We spoke with Michele Polci, director of citywide catering sales at Caesars Entertainment, about how her team meets the growing expectation for experiential culinary in meetings and incentives. Here’s what she had to say.
How can planners use F&B during networking or breakout sessions to bring attendees together?
The beauty of having face-to-face meetings is that they provide a platform for planners to use a variety of different events to bond attendees. Depending on the meeting, and frequency of events, planners can be faced with a number of first time attendees. Food and beverage is a great way to break the ice.
The new industry term used within the past year has been “experiential,” which is going a step beyond static food stations and incorporating action into the mix. I believe it will continue to define events in the future. Imagine the types of conversations that develop in the crowd when a bartender is smoking whiskey, or torching citrus to bring out the essence in the oil for the cocktail. Conversations begin, and moments happen between attendees and staff.
Experiential food and beverage can be easily accomplished with craft cocktails and coffee bars. A caprese salad is great but how about the experience of a chef pulling the mozzarella in front of you and being able to customize the types of oils, vinegars and salts to your preference? It gets everyone talking to one another and helps build relationships.

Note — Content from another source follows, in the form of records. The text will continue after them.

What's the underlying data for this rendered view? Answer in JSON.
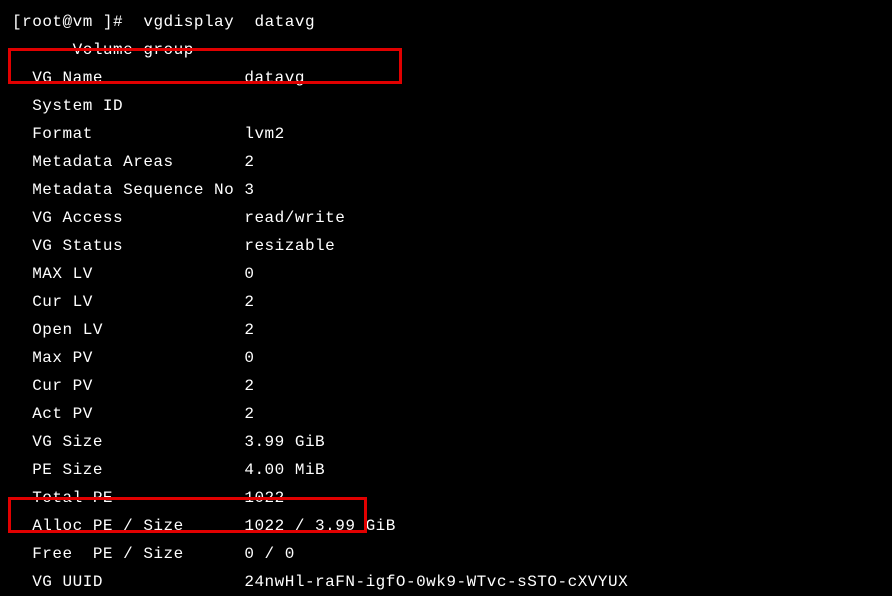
{
  "prompt_user": "root@vm ",
  "prompt_command": "vgdisplay  datavg",
  "header": "  --- Volume group ---",
  "rows": [
    {
      "label": "  VG Name              ",
      "value": "datavg"
    },
    {
      "label": "  System ID            ",
      "value": ""
    },
    {
      "label": "  Format               ",
      "value": "lvm2"
    },
    {
      "label": "  Metadata Areas       ",
      "value": "2"
    },
    {
      "label": "  Metadata Sequence No ",
      "value": "3"
    },
    {
      "label": "  VG Access            ",
      "value": "read/write"
    },
    {
      "label": "  VG Status            ",
      "value": "resizable"
    },
    {
      "label": "  MAX LV               ",
      "value": "0"
    },
    {
      "label": "  Cur LV               ",
      "value": "2"
    },
    {
      "label": "  Open LV              ",
      "value": "2"
    },
    {
      "label": "  Max PV               ",
      "value": "0"
    },
    {
      "label": "  Cur PV               ",
      "value": "2"
    },
    {
      "label": "  Act PV               ",
      "value": "2"
    },
    {
      "label": "  VG Size              ",
      "value": "3.99 GiB"
    },
    {
      "label": "  PE Size              ",
      "value": "4.00 MiB"
    },
    {
      "label": "  Total PE             ",
      "value": "1022"
    },
    {
      "label": "  Alloc PE / Size      ",
      "value": "1022 / 3.99 GiB"
    },
    {
      "label": "  Free  PE / Size      ",
      "value": "0 / 0"
    },
    {
      "label": "  VG UUID              ",
      "value": "24nwHl-raFN-igfO-0wk9-WTvc-sSTO-cXVYUX"
    }
  ]
}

In what ways can planners incorporate local traditions and culture into F&B experiences during shorter meetings or events?
Planners have a huge internal pressure to not let grass grow under their feet and recreate the wheel to keep events fresh and exciting. I encourage people to embrace the location of the meeting and rely of the chef’s interpretation or regional cuisine. Unless the event is held in the same location every year, this flexibility works out to the planner and attendees benefit.

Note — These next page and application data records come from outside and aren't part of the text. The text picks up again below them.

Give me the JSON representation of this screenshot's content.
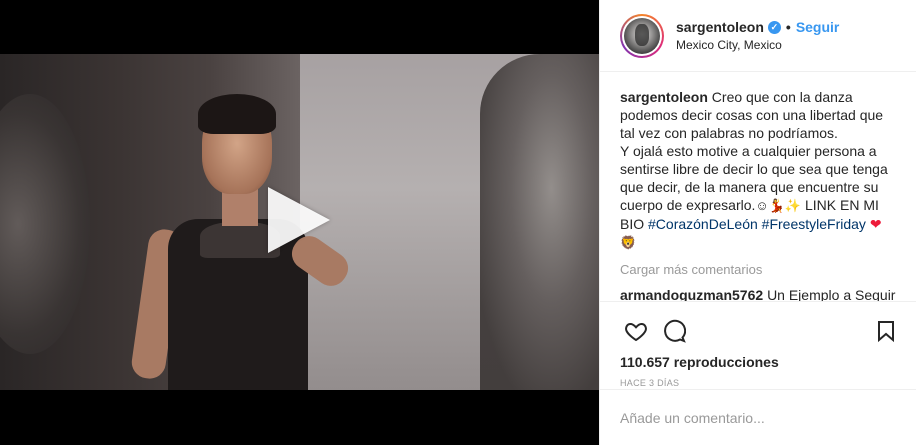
{
  "post": {
    "username": "sargentoleon",
    "verified_icon": "verified-badge-icon",
    "follow_label": "Seguir",
    "location": "Mexico City, Mexico"
  },
  "caption": {
    "username": "sargentoleon",
    "text_1": "Creo que con la danza podemos decir cosas con una libertad que tal vez con palabras no podríamos.",
    "text_2": "Y ojalá esto motive a cualquier persona a sentirse libre de decir lo que sea que tenga que decir, de la manera que encuentre su cuerpo de expresarlo.",
    "emoji_1": "☺",
    "emoji_2": "💃",
    "emoji_3": "✨",
    "text_3": "LINK EN MI BIO",
    "hashtag_1": "#CorazónDeLeón",
    "hashtag_2": "#FreestyleFriday",
    "heart": "❤",
    "lion": "🦁"
  },
  "load_more": "Cargar más comentarios",
  "comment": {
    "username": "armandoguzman5762",
    "text": "Un Ejemplo a Seguir"
  },
  "views": "110.657 reproducciones",
  "time_ago": "HACE 3 DÍAS",
  "comment_input": {
    "placeholder": "Añade un comentario..."
  },
  "colors": {
    "accent": "#3897f0",
    "hashtag": "#003569",
    "heart": "#ed1b3a",
    "muted": "#999999"
  }
}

The chefs are going to use the best seasonal ingredients and sustainable food in their area. Local traditions and culture can be incorporated, from the way its prepared to the final presentation. Breaks are a great way to highlight this as well. Think a of a beach theme in Atlantic City, with salt water taffy, warm pretzel and frozen lemonade, or a nature break in Lake Tahoe of raw nuts, organic dried fruit and buffalo jerky. The options are endless.
Any tips for achieving F&B customization at large-scale conferences?
Planners should share their goals and objectives of what needs to be accomplished with the property catering services team at the start of the process. It is best to start with an idea of what customization you are looking for and your budget. Banquet menus are great guides but most banquet chefs in our industry love stepping outside of the menus, being creative and trying something new.